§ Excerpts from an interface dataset
--- START ---

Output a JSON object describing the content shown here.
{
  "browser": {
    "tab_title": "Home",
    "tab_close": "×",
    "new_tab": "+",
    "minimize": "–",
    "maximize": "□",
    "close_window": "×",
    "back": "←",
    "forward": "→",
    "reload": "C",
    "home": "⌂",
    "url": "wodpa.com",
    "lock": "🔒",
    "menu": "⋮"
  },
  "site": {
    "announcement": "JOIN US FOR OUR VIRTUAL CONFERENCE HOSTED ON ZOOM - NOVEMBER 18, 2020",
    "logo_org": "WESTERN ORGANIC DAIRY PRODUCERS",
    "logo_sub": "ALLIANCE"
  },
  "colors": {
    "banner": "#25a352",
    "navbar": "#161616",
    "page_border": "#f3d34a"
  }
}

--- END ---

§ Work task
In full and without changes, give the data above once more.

§ Solution to the exercise
Output a JSON object describing the content shown here.
{
  "browser": {
    "tab_title": "Home",
    "tab_close": "×",
    "new_tab": "+",
    "minimize": "–",
    "maximize": "□",
    "close_window": "×",
    "back": "←",
    "forward": "→",
    "reload": "C",
    "home": "⌂",
    "url": "wodpa.com",
    "lock": "🔒",
    "menu": "⋮"
  },
  "site": {
    "announcement": "JOIN US FOR OUR VIRTUAL CONFERENCE HOSTED ON ZOOM - NOVEMBER 18, 2020",
    "logo_org": "WESTERN ORGANIC DAIRY PRODUCERS",
    "logo_sub": "ALLIANCE"
  },
  "colors": {
    "banner": "#25a352",
    "navbar": "#161616",
    "page_border": "#f3d34a"
  }
}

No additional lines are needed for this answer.